    CAS  Article  Google Scholar 

  8. 8

    Caughey, B., Horiuchi, M., Demaimay, R. & Raymond, G. J. Assays of protease-resistant prion protein and its formation. Methods Enzymol. 309, 122–133 (1999)

    CAS  Article  Google Scholar 

  9. 9

    Derrington, E. et al. PrPC has nucleic acid chaperoning properties similar to the nucleocapsid protein of HIV-1. C. R. Acad. Sci. III 325, 17–23 (2002)

    CAS  Google Scholar 

  10. 10

    Moscardini, M. et al. Functional interactions of nucleocapsid protein of feline immunodeficiency virus and cellular prion protein with the viral RNA. J. Mol. Biol. 318, 149–159 (2002)

    CAS  Article  Google Scholar 

  11. 11

    Gabus, C. et al. The prion protein has RNA binding and chaperoning properties characteristic of nucleocapsid protein NCP7 of HIV-1. J. Biol. Chem. 276, 19301–19309 (2001)

    CAS  Article  Google Scholar 

  12. 12

    Gabus, C. et al. The prion protein has DNA strand transfer properties similar to retroviral nucleocapsid protein. J. Mol. Biol. 307, 1011–1021 (2001)

    CAS  Article  Google Scholar 

  13. 13

    Nandi, P. K., Leclerc, E., Nicole, J. C. & Takahashi, M. DNA-induced partial unfolding of prion protein leads to its polymerisation to amyloid. J. Mol. Biol. 322, 153–161 (2002)

    CAS  Article  Google Scholar 
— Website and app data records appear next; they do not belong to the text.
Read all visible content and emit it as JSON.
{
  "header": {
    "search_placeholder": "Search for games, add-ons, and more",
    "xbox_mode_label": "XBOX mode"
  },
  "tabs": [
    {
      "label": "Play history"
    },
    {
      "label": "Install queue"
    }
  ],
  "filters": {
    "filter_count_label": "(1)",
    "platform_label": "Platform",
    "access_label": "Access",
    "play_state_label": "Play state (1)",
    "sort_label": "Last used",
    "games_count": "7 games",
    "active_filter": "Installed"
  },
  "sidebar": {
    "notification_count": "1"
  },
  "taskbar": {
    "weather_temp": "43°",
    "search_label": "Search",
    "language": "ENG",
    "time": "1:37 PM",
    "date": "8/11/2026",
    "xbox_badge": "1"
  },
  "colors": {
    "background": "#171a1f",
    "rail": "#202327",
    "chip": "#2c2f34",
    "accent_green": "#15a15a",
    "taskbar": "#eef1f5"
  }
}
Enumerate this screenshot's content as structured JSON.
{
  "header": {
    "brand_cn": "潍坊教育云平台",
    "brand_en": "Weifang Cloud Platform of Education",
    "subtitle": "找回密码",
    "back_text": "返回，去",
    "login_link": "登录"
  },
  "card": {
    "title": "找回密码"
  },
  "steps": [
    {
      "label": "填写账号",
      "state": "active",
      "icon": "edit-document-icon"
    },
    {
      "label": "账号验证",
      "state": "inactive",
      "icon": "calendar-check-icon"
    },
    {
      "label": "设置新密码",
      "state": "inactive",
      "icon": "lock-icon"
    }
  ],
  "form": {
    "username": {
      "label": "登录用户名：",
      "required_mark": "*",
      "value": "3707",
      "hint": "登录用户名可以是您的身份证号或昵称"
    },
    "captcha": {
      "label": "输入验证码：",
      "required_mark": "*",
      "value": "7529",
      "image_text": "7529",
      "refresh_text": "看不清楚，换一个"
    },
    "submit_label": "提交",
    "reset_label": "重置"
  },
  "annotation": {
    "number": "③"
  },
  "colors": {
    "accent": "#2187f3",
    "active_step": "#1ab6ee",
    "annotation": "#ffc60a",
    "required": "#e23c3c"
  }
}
  14. 14

    Cordeiro, Y. et al. DNA converts cellular prion protein into the β-sheet conformation and inhibits prion peptide aggregation. J. Biol. Chem. 276, 49400–49409 (2001)
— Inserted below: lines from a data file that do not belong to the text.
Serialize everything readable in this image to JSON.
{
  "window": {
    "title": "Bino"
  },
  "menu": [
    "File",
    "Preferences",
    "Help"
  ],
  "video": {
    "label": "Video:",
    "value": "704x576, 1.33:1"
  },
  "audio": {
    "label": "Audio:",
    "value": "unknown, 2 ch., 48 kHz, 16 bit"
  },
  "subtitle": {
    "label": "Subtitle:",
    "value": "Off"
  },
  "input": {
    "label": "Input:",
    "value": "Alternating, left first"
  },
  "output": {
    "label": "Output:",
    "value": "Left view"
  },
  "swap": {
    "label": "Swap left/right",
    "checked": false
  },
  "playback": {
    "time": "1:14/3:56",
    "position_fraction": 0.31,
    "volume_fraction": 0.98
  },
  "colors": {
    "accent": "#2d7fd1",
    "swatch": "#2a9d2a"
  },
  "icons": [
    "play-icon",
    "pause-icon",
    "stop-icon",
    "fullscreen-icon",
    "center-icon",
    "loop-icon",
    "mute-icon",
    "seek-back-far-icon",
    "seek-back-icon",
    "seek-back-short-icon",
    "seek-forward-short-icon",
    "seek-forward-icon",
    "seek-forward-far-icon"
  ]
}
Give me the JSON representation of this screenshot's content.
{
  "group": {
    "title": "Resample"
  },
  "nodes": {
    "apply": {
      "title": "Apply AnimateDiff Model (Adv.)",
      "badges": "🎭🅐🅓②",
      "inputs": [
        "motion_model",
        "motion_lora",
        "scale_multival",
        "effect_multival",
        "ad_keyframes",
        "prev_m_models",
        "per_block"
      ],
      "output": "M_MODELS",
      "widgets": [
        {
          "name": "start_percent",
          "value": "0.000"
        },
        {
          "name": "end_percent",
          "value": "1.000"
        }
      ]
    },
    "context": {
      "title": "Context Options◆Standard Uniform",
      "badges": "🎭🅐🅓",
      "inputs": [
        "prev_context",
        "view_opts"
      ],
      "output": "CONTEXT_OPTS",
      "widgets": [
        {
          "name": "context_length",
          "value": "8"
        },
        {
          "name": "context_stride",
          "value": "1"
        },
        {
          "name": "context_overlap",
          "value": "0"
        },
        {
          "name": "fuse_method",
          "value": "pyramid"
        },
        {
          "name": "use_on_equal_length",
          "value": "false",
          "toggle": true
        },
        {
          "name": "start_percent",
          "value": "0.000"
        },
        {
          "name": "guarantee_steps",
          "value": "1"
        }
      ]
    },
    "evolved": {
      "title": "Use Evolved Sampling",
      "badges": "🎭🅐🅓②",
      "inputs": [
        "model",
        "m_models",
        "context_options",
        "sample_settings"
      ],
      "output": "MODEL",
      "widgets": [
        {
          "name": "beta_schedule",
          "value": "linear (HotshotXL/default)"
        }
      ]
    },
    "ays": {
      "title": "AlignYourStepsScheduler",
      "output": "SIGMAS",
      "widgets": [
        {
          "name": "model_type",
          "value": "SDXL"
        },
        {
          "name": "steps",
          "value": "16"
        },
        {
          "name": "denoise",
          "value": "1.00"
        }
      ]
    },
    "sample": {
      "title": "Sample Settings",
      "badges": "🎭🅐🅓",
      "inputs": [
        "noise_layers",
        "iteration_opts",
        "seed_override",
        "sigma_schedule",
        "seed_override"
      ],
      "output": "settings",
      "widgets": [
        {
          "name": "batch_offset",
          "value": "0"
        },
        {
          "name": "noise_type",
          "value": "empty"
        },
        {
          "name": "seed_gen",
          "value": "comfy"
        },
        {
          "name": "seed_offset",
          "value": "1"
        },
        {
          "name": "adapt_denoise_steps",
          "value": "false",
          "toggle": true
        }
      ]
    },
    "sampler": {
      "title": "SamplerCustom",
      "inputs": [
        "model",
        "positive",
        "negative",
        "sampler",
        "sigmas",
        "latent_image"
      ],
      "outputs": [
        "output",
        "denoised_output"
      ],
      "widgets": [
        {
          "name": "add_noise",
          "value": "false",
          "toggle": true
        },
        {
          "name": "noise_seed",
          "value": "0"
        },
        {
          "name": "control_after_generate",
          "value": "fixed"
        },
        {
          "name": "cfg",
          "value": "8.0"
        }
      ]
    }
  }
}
    CAS  Article  Google Scholar 

  15. 15

    Weissmann, C. A ‘unified theory’ of prion propagation. Nature 352, 679–683 (1991)

    CAS  Article  Google Scholar 

  16. 16

    Chapon, C., Cech, T. R. & Zaug, A. J. Polyadenylation of telomerase RNA in budding yeast. RNA 3, 1337–1351 (1997)

    CAS  PubMed  PubMed Central  Google Scholar 

Download references

Acknowledgements

The authors thank G. Saborio, C. Soto, V. Ambros, C. Cole and W. Wickner for helpful advice. This work was supported by the Burroughs Wellcome Fund Career Development Award, the Hitchcock Foundation, and an NIH Clinical Investigator Development Award.

Author information

Affiliations

Authors

Corresponding author

Correspondence to Surachai Supattapone.

Ethics declarations

Competing interests

The authors declare that they have no competing financial interests.

Supplementary information

Rights and permissions

Reprints and Permissions

About this article

Cite this article

Deleault, N., Lucassen, R. & Supattapone, S. RNA molecules stimulate prion protein conversion. Nature 425, 717–720 (2003). https://doi.org/10.1038/nature01979

Download citation

Further reading

Comments

By submitting a comment you agree to abide by our Terms and Community Guidelines. If you find something abusive or that does not comply with our terms or guidelines please flag it as inappropriate.

Search

Quick links

Nature Briefing

Sign up for the Nature Briefing newsletter — what matters in science, free to your inbox daily.

Get the most important science stories of the day, free in your inbox. Sign up for Nature Briefing